A connection between in and out, light and shadow play, expansive view and glimpses through fins, new and old. Floodlight House by Crump Architects.
Photography by Matt Sansom
Gemma, founder of Balance Interior Design in South West London, believes that excellent interior design is about finding that sweet spot between what could oppose – aesthetics & function, period & modern, symmetry & offset. My design style leans towards calm interiors with a sense of space and organisation. I focus on light, layering and materiality for a pared back and relaxed style which is at once authentic, warm and inviting. Timeless, comfortable and serene.
I am completely smitten with this stunning Florida home designed by Bohlert Massey. The architectural details are extraordinary, and highlight the global treasures found throughout each room. With an eclectic mix of antique furnishings from different eras and layers of textiles and materials, it’s a feast for the eyes.

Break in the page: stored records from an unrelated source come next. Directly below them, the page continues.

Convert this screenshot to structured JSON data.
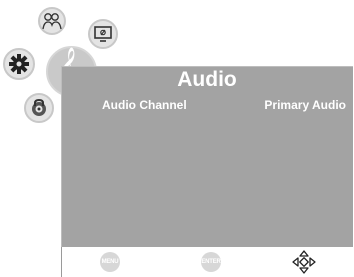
{
  "menu": {
    "title": "Audio",
    "rows": [
      {
        "label": "Audio Channel",
        "value": "Primary Audio"
      }
    ]
  },
  "icons": {
    "settings": "gear-icon",
    "people": "people-icon",
    "display": "monitor-icon",
    "audio": "music-note-icon",
    "parental": "lock-icon"
  },
  "footer": {
    "menu_label": "MENU",
    "enter_label": "ENTER",
    "nav": "direction-arrows-icon"
  },
  "colors": {
    "panel": "#a3a3a3",
    "text": "#ffffff",
    "icon_bg": "#e4e4e4",
    "active_icon_bg": "#c9c9c9"
  }
}
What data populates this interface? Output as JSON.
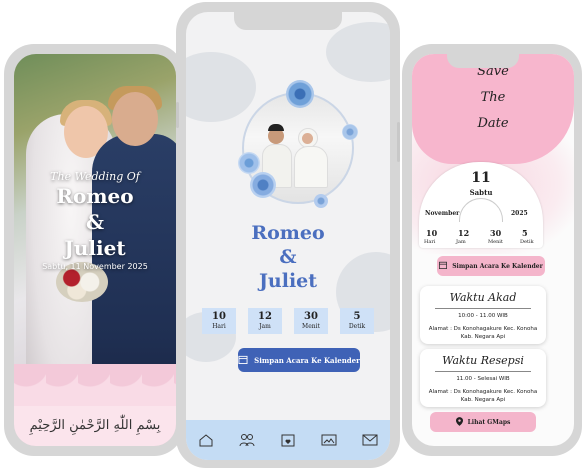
{
  "left_phone": {
    "script_title": "The Wedding Of",
    "groom": "Romeo",
    "amp": "&",
    "bride": "Juliet",
    "date": "Sabtu, 11 November 2025",
    "basmalah": "بِسْمِ اللّٰهِ الرَّحْمٰنِ الرَّحِيْمِ"
  },
  "middle_phone": {
    "groom": "Romeo",
    "amp": "&",
    "bride": "Juliet",
    "countdown": [
      {
        "value": "10",
        "unit": "Hari"
      },
      {
        "value": "12",
        "unit": "Jam"
      },
      {
        "value": "30",
        "unit": "Menit"
      },
      {
        "value": "5",
        "unit": "Detik"
      }
    ],
    "calendar_button": "Simpan Acara Ke Kalender",
    "nav": [
      "home-icon",
      "couple-icon",
      "calendar-heart-icon",
      "gallery-icon",
      "mail-icon"
    ]
  },
  "right_phone": {
    "save": "Save",
    "the": "The",
    "date_word": "Date",
    "day_number": "11",
    "day_name": "Sabtu",
    "month": "November",
    "year": "2025",
    "countdown": [
      {
        "value": "10",
        "unit": "Hari"
      },
      {
        "value": "12",
        "unit": "Jam"
      },
      {
        "value": "30",
        "unit": "Menit"
      },
      {
        "value": "5",
        "unit": "Detik"
      }
    ],
    "calendar_button": "Simpan Acara Ke Kalender",
    "events": [
      {
        "title": "Waktu Akad",
        "time": "10:00 - 11.00 WIB",
        "address": "Alamat : Ds Konohagakure Kec. Konoha Kab. Negara Api"
      },
      {
        "title": "Waktu Resepsi",
        "time": "11.00 - Selesai WIB",
        "address": "Alamat : Ds Konohagakure Kec. Konoha Kab. Negara Api"
      }
    ],
    "maps_button": "Lihat GMaps"
  },
  "colors": {
    "accent_blue": "#3f62b6",
    "title_blue": "#4b6fbf",
    "pink": "#f4b5cb",
    "count_box": "#cfe1f7"
  }
}
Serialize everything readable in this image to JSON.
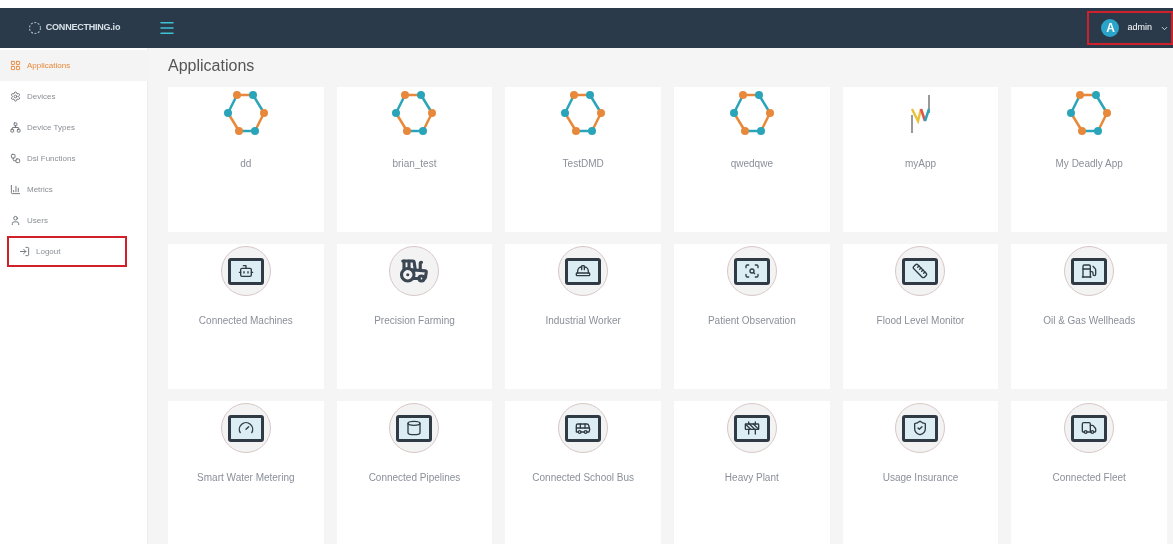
{
  "header": {
    "logo": "CONNECTHING.io",
    "user": {
      "initial": "A",
      "name": "admin",
      "highlighted": true
    }
  },
  "sidebar": {
    "items": [
      {
        "label": "Applications",
        "selected": true,
        "highlighted": false
      },
      {
        "label": "Devices",
        "selected": false,
        "highlighted": false
      },
      {
        "label": "Device Types",
        "selected": false,
        "highlighted": false
      },
      {
        "label": "Dsl Functions",
        "selected": false,
        "highlighted": false
      },
      {
        "label": "Metrics",
        "selected": false,
        "highlighted": false
      },
      {
        "label": "Users",
        "selected": false,
        "highlighted": false
      },
      {
        "label": "Logout",
        "selected": false,
        "highlighted": true
      }
    ]
  },
  "page_title": "Applications",
  "apps": [
    {
      "name": "dd",
      "kind": "hexagon"
    },
    {
      "name": "brian_test",
      "kind": "hexagon"
    },
    {
      "name": "TestDMD",
      "kind": "hexagon"
    },
    {
      "name": "qwedqwe",
      "kind": "hexagon"
    },
    {
      "name": "myApp",
      "kind": "zigzag"
    },
    {
      "name": "My Deadly App",
      "kind": "hexagon"
    },
    {
      "name": "Connected Machines",
      "kind": "tablet"
    },
    {
      "name": "Precision Farming",
      "kind": "plain"
    },
    {
      "name": "Industrial Worker",
      "kind": "tablet"
    },
    {
      "name": "Patient Observation",
      "kind": "tablet"
    },
    {
      "name": "Flood Level Monitor",
      "kind": "tablet"
    },
    {
      "name": "Oil & Gas Wellheads",
      "kind": "tablet"
    },
    {
      "name": "Smart Water Metering",
      "kind": "tablet"
    },
    {
      "name": "Connected Pipelines",
      "kind": "tablet"
    },
    {
      "name": "Connected School Bus",
      "kind": "tablet"
    },
    {
      "name": "Heavy Plant",
      "kind": "tablet"
    },
    {
      "name": "Usage Insurance",
      "kind": "tablet"
    },
    {
      "name": "Connected Fleet",
      "kind": "tablet"
    }
  ]
}
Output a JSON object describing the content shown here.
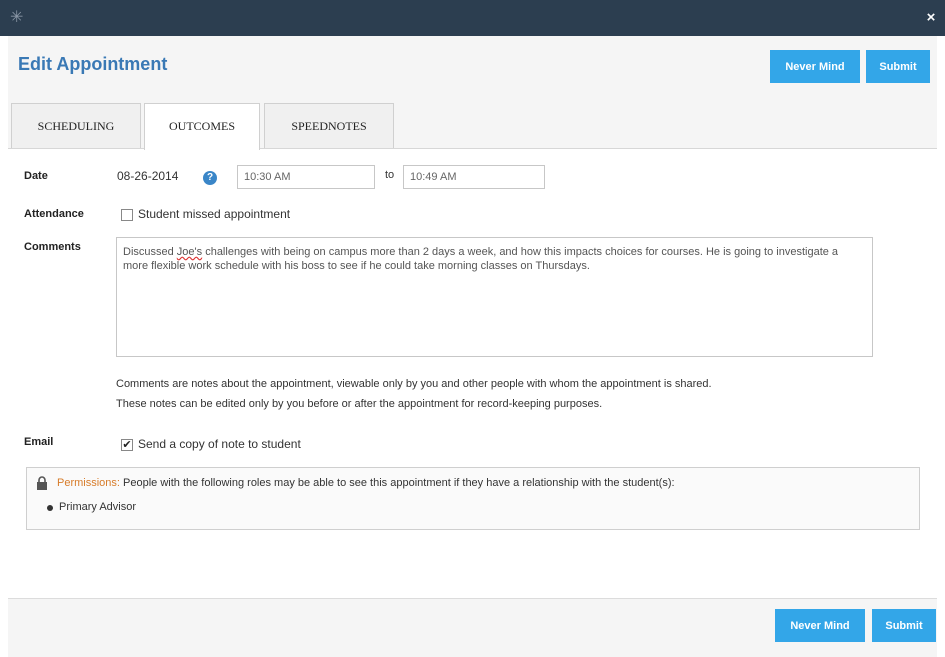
{
  "window": {
    "close_glyph": "×",
    "logo_glyph": "✳"
  },
  "header": {
    "title": "Edit Appointment",
    "never_mind_label": "Never Mind",
    "submit_label": "Submit"
  },
  "tabs": [
    {
      "label": "SCHEDULING",
      "active": false
    },
    {
      "label": "OUTCOMES",
      "active": true
    },
    {
      "label": "SPEEDNOTES",
      "active": false
    }
  ],
  "form": {
    "date_label": "Date",
    "date_value": "08-26-2014",
    "help_glyph": "?",
    "start_time": "10:30 AM",
    "to_label": "to",
    "end_time": "10:49 AM",
    "attendance_label": "Attendance",
    "attendance_option": "Student missed appointment",
    "attendance_checked": false,
    "comments_label": "Comments",
    "comments_before": "Discussed ",
    "comments_name": "Joe's",
    "comments_after": " challenges with being on campus more than 2 days a week, and how this impacts choices for courses. He is going to investigate a more flexible work schedule with his boss to see if he could take morning classes on Thursdays.",
    "comments_note_1": "Comments are notes about the appointment, viewable only by you and other people with whom the appointment is shared.",
    "comments_note_2": "These notes can be edited only by you before or after the appointment for record-keeping purposes.",
    "email_label": "Email",
    "email_option": "Send a copy of note to student",
    "email_checked": true,
    "checkmark_glyph": "✔"
  },
  "permissions": {
    "label": "Permissions:",
    "text": " People with the following roles may be able to see this appointment if they have a relationship with the student(s):",
    "roles": [
      "Primary Advisor"
    ]
  },
  "footer": {
    "never_mind_label": "Never Mind",
    "submit_label": "Submit"
  },
  "colors": {
    "accent": "#33a6e8",
    "title": "#3a79b5",
    "titlebar": "#2c3e50",
    "permission_label": "#d77c2a"
  }
}
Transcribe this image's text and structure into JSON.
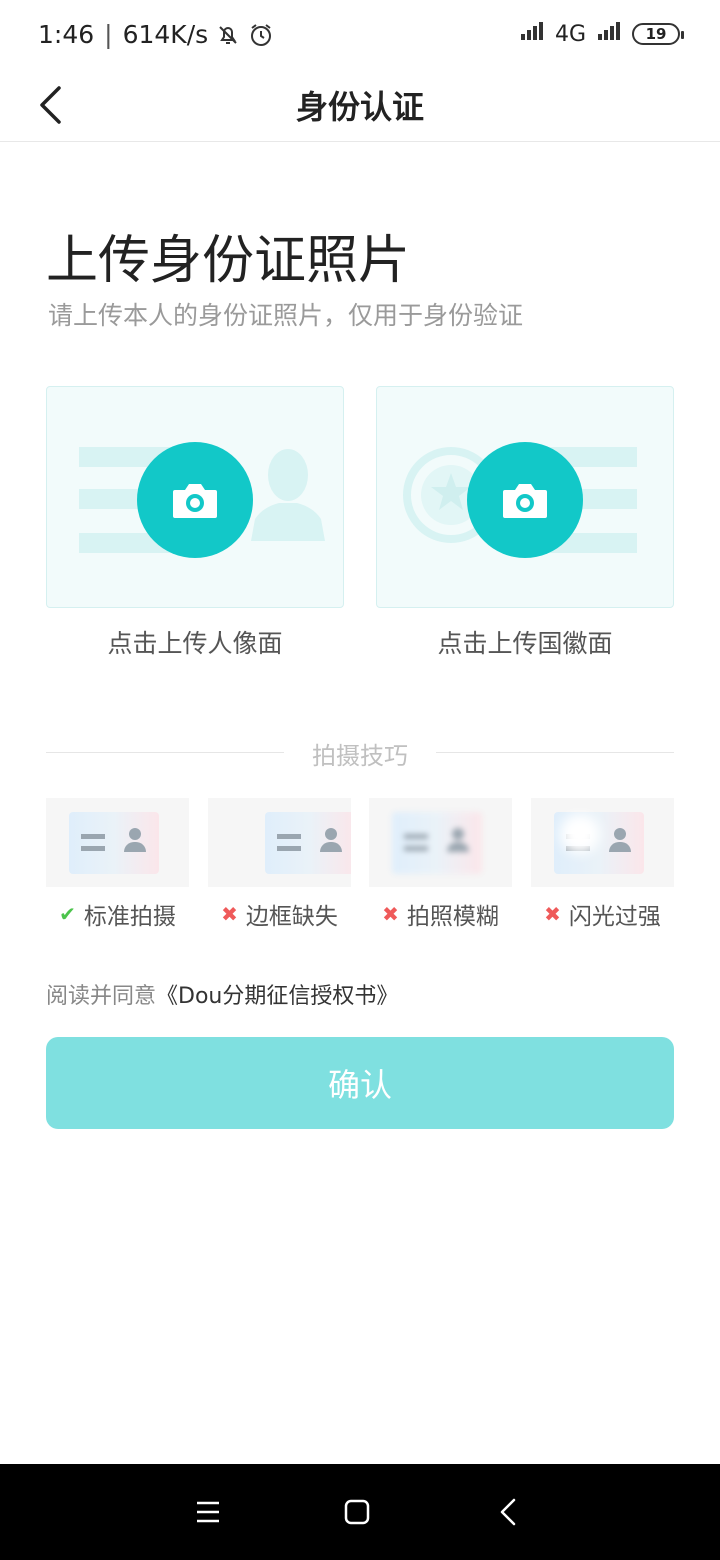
{
  "status_bar": {
    "time": "1:46",
    "separator": "|",
    "speed": "614K/s",
    "network": "4G",
    "battery": "19"
  },
  "nav": {
    "title": "身份认证"
  },
  "page": {
    "title": "上传身份证照片",
    "subtitle": "请上传本人的身份证照片，仅用于身份验证"
  },
  "upload": {
    "front_label": "点击上传人像面",
    "back_label": "点击上传国徽面"
  },
  "tips": {
    "title": "拍摄技巧",
    "items": [
      {
        "label": "标准拍摄",
        "mark": "✔"
      },
      {
        "label": "边框缺失",
        "mark": "✖"
      },
      {
        "label": "拍照模糊",
        "mark": "✖"
      },
      {
        "label": "闪光过强",
        "mark": "✖"
      }
    ]
  },
  "agreement": {
    "prefix": "阅读并同意",
    "link": "《Dou分期征信授权书》"
  },
  "confirm_label": "确认",
  "colors": {
    "accent": "#12c8c8",
    "button_disabled": "#7fe0e0",
    "ok": "#4cc44c",
    "bad": "#ef5a5a"
  }
}
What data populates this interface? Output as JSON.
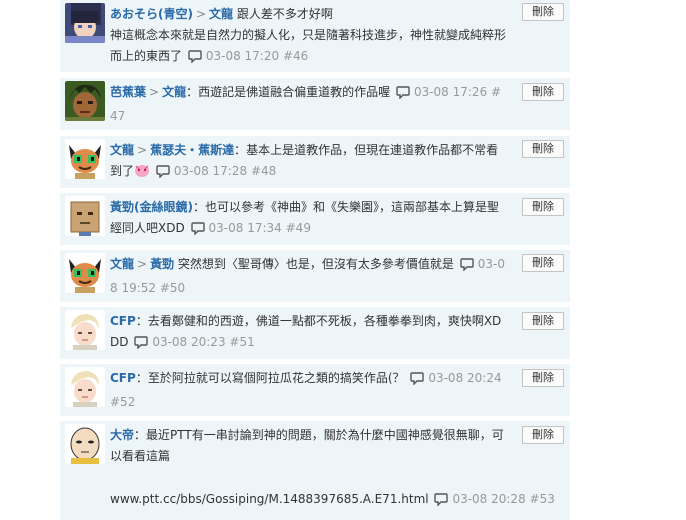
{
  "delete_label": "刪除",
  "comments": [
    {
      "user": "あおそら(青空)",
      "reply_to": "文龍",
      "text": "跟人差不多才好啊",
      "text2": "神這概念本來就是自然力的擬人化，只是隨著科技進步，神性就變成純粹形而上的東西了",
      "time": "03-08 17:20",
      "num": "#46"
    },
    {
      "user": "芭蕉葉",
      "reply_to": "文龍",
      "text": "：西遊記是佛道融合偏重道教的作品喔",
      "time": "03-08 17:26",
      "num": "#47"
    },
    {
      "user": "文龍",
      "reply_to": "蕉瑟夫・蕉斯達",
      "text": "：基本上是道教作品，但現在連道教作品都不常看到了",
      "time": "03-08 17:28",
      "num": "#48"
    },
    {
      "user": "黃勁(金絲眼鏡)",
      "text": "：也可以參考《神曲》和《失樂園》，這兩部基本上算是聖經同人吧XDD",
      "time": "03-08 17:34",
      "num": "#49"
    },
    {
      "user": "文龍",
      "reply_to": "黃勁",
      "text": "突然想到〈聖哥傳〉也是，但沒有太多參考價值就是",
      "time": "03-08 19:52",
      "num": "#50"
    },
    {
      "user": "CFP",
      "text": "：去看鄭健和的西遊，佛道一點都不死板，各種拳拳到肉，爽快啊XDDD",
      "time": "03-08 20:23",
      "num": "#51"
    },
    {
      "user": "CFP",
      "text": "：至於阿拉就可以寫個阿拉瓜花之類的搞笑作品(？",
      "time": "03-08 20:24",
      "num": "#52"
    },
    {
      "user": "大帝",
      "text": "：最近PTT有一串討論到神的問題，關於為什麼中國神感覺很無聊，可以看看這篇",
      "link": "www.ptt.cc/bbs/Gossiping/M.1488397685.A.E71.html",
      "time": "03-08 20:28",
      "num": "#53"
    }
  ]
}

Photos: Carley Page Summers
Modern family living and a historic home. Can you have both? Will it look like an unholy mish mash? The Old Schoolhouse on the outskirts of Milton on the NSW South Coast by Christina Prescott Design (in collaboration with VIEW//THRU building design and Seed Garden Design) saw the addition of a new wing containing a large open plan living, kitchen and dining room. A sympathetic and stunning heart of the home.
The renovation of a 19th Century Bellport Long Island sea captain’s house by C.S. Valentin saw the marriage of the house’s beautifully uncomplicated bones and a mid century aesthetic. It’s been called “Mid Century Shaker” even “Flintstone Chic”. I call it simply sublime.
Photography by Jonathan Hökklo